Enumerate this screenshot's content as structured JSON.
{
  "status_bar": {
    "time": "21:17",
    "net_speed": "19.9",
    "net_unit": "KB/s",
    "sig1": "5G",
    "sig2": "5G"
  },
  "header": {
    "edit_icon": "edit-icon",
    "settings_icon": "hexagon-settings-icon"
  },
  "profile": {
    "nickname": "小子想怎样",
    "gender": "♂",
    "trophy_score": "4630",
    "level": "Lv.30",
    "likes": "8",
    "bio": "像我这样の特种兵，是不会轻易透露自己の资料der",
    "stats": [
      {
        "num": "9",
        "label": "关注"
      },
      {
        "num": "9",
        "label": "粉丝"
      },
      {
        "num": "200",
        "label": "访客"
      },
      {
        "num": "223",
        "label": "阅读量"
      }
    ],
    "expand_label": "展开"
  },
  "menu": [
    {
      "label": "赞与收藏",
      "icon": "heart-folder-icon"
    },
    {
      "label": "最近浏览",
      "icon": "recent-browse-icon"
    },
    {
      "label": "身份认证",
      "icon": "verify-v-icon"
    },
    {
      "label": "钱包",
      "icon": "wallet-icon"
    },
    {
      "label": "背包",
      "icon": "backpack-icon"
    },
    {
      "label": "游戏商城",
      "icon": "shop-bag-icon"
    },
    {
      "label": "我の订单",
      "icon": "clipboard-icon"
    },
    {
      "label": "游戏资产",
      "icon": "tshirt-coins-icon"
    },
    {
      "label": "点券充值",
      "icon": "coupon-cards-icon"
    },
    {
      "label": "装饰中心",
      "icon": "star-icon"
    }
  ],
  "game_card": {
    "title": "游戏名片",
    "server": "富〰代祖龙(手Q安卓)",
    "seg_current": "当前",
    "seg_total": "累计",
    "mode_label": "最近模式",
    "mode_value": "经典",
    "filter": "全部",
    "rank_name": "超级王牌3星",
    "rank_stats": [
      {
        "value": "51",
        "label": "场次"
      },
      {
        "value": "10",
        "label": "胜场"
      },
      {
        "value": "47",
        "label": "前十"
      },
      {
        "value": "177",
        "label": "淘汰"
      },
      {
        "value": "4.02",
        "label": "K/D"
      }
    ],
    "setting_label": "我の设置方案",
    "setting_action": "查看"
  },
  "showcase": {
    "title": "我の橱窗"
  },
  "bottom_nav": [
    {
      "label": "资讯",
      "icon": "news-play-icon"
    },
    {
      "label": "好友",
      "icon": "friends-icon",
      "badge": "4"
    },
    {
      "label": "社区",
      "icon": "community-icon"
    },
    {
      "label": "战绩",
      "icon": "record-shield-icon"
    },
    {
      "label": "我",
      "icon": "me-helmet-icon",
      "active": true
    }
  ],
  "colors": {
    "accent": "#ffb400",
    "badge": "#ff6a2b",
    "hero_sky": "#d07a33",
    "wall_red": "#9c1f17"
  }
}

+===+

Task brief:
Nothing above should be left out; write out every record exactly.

Worked solution:
Enumerate this screenshot's content as structured JSON.
{
  "status_bar": {
    "time": "21:17",
    "net_speed": "19.9",
    "net_unit": "KB/s",
    "sig1": "5G",
    "sig2": "5G"
  },
  "header": {
    "edit_icon": "edit-icon",
    "settings_icon": "hexagon-settings-icon"
  },
  "profile": {
    "nickname": "小子想怎样",
    "gender": "♂",
    "trophy_score": "4630",
    "level": "Lv.30",
    "likes": "8",
    "bio": "像我这样の特种兵，是不会轻易透露自己の资料der",
    "stats": [
      {
        "num": "9",
        "label": "关注"
      },
      {
        "num": "9",
        "label": "粉丝"
      },
      {
        "num": "200",
        "label": "访客"
      },
      {
        "num": "223",
        "label": "阅读量"
      }
    ],
    "expand_label": "展开"
  },
  "menu": [
    {
      "label": "赞与收藏",
      "icon": "heart-folder-icon"
    },
    {
      "label": "最近浏览",
      "icon": "recent-browse-icon"
    },
    {
      "label": "身份认证",
      "icon": "verify-v-icon"
    },
    {
      "label": "钱包",
      "icon": "wallet-icon"
    },
    {
      "label": "背包",
      "icon": "backpack-icon"
    },
    {
      "label": "游戏商城",
      "icon": "shop-bag-icon"
    },
    {
      "label": "我の订单",
      "icon": "clipboard-icon"
    },
    {
      "label": "游戏资产",
      "icon": "tshirt-coins-icon"
    },
    {
      "label": "点券充值",
      "icon": "coupon-cards-icon"
    },
    {
      "label": "装饰中心",
      "icon": "star-icon"
    }
  ],
  "game_card": {
    "title": "游戏名片",
    "server": "富〰代祖龙(手Q安卓)",
    "seg_current": "当前",
    "seg_total": "累计",
    "mode_label": "最近模式",
    "mode_value": "经典",
    "filter": "全部",
    "rank_name": "超级王牌3星",
    "rank_stats": [
      {
        "value": "51",
        "label": "场次"
      },
      {
        "value": "10",
        "label": "胜场"
      },
      {
        "value": "47",
        "label": "前十"
      },
      {
        "value": "177",
        "label": "淘汰"
      },
      {
        "value": "4.02",
        "label": "K/D"
      }
    ],
    "setting_label": "我の设置方案",
    "setting_action": "查看"
  },
  "showcase": {
    "title": "我の橱窗"
  },
  "bottom_nav": [
    {
      "label": "资讯",
      "icon": "news-play-icon"
    },
    {
      "label": "好友",
      "icon": "friends-icon",
      "badge": "4"
    },
    {
      "label": "社区",
      "icon": "community-icon"
    },
    {
      "label": "战绩",
      "icon": "record-shield-icon"
    },
    {
      "label": "我",
      "icon": "me-helmet-icon",
      "active": true
    }
  ],
  "colors": {
    "accent": "#ffb400",
    "badge": "#ff6a2b",
    "hero_sky": "#d07a33",
    "wall_red": "#9c1f17"
  }
}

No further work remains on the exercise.